◆ Work to be completed ◆
Every line in the records below with the string "count" needs to be copied out.
Study material: Begin
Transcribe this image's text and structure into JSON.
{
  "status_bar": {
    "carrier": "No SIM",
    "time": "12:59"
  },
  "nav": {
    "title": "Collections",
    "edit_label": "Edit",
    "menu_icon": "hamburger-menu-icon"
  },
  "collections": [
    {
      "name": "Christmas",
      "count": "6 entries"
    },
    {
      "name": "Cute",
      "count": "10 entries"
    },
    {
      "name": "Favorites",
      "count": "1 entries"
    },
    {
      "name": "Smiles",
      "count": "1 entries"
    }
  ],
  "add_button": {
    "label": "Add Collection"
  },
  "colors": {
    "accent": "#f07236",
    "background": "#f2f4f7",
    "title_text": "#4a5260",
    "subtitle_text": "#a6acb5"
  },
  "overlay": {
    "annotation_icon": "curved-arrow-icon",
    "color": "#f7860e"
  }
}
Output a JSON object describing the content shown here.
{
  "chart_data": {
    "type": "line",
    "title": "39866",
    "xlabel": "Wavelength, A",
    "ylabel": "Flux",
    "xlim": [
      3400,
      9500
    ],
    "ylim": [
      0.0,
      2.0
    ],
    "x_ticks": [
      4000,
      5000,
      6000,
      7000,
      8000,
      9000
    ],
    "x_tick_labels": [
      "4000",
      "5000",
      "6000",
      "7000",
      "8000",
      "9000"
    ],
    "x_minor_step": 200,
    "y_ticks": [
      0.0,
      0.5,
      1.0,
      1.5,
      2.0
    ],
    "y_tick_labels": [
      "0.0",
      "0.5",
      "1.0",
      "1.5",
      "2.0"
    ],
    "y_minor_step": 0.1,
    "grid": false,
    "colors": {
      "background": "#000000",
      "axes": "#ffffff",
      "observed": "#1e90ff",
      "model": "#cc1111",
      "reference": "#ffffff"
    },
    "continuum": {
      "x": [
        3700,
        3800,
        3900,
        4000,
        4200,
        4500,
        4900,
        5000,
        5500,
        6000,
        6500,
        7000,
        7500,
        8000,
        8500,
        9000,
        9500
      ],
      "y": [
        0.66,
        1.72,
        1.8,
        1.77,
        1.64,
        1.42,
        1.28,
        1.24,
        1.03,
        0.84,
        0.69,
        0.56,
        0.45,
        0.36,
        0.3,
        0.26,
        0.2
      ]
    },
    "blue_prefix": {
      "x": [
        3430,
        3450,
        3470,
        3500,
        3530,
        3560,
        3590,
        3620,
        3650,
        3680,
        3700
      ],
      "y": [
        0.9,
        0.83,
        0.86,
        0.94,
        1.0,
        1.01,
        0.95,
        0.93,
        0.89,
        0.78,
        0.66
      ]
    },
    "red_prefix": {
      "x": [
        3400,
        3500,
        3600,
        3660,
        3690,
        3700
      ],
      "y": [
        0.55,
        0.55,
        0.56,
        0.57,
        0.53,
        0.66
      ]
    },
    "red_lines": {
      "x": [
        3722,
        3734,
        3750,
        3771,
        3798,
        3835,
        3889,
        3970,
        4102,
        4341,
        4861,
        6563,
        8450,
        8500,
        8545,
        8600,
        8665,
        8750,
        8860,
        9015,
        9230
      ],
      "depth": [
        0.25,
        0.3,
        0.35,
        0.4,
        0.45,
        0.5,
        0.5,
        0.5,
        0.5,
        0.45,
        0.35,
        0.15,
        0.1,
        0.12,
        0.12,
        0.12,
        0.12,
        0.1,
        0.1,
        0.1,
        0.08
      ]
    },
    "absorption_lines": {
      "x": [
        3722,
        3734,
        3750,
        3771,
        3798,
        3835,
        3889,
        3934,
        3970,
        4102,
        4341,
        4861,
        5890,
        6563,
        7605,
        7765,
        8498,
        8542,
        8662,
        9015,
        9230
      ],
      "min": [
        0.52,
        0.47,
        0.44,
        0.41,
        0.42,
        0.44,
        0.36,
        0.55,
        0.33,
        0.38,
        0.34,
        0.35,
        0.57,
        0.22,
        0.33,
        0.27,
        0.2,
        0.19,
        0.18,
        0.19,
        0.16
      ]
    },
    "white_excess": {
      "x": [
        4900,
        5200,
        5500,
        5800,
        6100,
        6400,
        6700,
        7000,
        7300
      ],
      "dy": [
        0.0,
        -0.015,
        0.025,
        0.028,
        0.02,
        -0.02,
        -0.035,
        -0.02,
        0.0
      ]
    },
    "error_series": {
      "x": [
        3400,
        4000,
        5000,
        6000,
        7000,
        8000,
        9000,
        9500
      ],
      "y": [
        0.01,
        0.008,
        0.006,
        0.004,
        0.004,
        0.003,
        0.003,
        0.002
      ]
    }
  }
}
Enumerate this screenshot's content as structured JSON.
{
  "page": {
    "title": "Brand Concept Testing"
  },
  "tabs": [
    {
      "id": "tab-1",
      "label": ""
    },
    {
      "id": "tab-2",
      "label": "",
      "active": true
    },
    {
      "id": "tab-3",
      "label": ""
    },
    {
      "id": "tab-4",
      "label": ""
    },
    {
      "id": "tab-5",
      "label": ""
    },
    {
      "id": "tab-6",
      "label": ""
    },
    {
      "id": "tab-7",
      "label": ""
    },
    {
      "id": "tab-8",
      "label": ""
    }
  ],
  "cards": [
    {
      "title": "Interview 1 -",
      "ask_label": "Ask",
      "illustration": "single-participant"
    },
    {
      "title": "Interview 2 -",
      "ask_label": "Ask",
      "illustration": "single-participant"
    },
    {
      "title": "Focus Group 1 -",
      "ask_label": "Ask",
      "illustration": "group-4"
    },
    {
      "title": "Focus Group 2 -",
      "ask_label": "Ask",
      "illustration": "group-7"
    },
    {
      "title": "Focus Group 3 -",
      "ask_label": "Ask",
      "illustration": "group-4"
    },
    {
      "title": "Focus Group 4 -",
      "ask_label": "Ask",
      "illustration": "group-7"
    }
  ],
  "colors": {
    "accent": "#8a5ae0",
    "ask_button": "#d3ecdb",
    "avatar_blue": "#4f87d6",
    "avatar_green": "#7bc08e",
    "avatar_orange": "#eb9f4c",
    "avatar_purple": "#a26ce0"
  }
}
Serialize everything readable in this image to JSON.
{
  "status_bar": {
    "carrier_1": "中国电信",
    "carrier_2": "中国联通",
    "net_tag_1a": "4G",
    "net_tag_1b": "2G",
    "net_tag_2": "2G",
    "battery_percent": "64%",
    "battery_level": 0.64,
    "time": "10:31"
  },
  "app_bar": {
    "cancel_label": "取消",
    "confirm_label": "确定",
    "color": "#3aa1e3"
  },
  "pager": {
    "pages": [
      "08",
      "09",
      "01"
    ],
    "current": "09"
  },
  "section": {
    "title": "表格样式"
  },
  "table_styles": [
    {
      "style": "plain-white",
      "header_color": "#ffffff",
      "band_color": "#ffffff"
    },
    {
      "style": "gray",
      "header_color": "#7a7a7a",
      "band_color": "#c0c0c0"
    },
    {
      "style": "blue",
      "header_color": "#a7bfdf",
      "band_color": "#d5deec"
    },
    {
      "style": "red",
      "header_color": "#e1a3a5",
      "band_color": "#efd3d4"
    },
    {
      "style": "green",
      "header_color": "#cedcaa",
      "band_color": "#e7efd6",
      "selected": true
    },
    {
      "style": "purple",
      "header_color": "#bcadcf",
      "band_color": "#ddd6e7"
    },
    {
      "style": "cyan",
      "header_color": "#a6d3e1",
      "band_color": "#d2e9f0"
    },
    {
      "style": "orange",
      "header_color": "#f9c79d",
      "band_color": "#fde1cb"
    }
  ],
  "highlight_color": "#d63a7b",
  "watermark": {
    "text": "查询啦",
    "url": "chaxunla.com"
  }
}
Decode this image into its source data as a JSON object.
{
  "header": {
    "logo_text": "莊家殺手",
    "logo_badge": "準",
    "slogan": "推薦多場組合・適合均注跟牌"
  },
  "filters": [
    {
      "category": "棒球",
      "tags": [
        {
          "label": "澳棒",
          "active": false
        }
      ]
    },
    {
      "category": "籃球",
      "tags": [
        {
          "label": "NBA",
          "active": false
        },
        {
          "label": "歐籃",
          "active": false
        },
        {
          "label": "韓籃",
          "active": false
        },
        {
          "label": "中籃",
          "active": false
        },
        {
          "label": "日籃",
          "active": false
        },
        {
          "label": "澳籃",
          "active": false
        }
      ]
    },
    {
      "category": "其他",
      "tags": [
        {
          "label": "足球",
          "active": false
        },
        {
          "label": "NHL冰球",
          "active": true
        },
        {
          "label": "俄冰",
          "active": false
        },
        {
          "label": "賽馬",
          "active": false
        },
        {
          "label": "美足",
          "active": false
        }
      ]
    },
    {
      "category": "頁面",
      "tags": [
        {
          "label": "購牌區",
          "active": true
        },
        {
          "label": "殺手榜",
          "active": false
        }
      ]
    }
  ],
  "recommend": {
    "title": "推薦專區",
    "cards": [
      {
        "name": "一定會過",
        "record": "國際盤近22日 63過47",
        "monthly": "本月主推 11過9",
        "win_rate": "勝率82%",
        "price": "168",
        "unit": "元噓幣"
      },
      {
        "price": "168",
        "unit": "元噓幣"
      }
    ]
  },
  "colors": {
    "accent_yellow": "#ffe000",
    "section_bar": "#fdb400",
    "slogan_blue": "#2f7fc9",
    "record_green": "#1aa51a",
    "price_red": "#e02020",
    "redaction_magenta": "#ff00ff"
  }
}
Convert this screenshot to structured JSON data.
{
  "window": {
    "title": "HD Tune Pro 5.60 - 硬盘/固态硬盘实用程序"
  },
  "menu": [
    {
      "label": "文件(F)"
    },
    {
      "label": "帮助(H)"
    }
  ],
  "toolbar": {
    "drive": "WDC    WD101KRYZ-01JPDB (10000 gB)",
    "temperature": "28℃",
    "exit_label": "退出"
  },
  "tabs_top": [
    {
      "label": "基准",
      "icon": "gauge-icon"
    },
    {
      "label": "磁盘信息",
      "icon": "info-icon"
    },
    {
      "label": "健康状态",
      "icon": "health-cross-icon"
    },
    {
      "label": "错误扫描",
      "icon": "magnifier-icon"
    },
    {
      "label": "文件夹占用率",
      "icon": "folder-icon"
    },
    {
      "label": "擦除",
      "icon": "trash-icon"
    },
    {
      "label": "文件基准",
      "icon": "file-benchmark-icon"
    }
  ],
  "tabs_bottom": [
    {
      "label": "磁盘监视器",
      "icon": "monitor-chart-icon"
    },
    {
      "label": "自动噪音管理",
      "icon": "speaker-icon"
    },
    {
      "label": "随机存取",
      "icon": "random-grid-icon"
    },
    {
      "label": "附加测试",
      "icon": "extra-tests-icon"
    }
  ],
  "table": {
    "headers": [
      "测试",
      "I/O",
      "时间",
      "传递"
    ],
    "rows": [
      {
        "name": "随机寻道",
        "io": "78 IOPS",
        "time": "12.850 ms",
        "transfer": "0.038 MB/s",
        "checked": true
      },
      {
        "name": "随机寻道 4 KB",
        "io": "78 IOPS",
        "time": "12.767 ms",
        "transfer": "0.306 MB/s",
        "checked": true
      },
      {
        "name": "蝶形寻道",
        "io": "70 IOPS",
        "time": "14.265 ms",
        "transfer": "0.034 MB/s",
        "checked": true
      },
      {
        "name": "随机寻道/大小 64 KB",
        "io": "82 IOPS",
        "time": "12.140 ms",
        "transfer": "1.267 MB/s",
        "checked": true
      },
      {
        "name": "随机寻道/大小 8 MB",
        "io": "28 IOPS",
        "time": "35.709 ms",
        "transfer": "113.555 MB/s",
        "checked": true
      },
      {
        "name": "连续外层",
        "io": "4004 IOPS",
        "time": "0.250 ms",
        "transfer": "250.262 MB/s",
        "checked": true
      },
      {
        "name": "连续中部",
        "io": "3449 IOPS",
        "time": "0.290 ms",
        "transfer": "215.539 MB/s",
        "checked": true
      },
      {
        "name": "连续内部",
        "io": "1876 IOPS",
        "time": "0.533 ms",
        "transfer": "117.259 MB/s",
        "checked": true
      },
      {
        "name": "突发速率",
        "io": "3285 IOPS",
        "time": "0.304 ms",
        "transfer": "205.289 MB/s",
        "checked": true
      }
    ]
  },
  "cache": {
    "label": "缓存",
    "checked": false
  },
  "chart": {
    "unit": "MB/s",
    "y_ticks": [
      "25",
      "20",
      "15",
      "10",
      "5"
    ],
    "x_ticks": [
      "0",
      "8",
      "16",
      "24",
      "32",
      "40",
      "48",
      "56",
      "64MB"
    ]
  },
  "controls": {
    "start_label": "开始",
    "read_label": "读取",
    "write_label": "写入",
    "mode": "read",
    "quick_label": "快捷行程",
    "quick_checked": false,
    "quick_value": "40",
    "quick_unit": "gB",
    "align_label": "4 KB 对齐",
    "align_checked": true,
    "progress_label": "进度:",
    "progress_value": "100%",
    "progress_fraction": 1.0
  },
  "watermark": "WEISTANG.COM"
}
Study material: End
◆ Exercise answer ◆
      "count": "6 entries"
      "count": "10 entries"
      "count": "1 entries"
      "count": "1 entries"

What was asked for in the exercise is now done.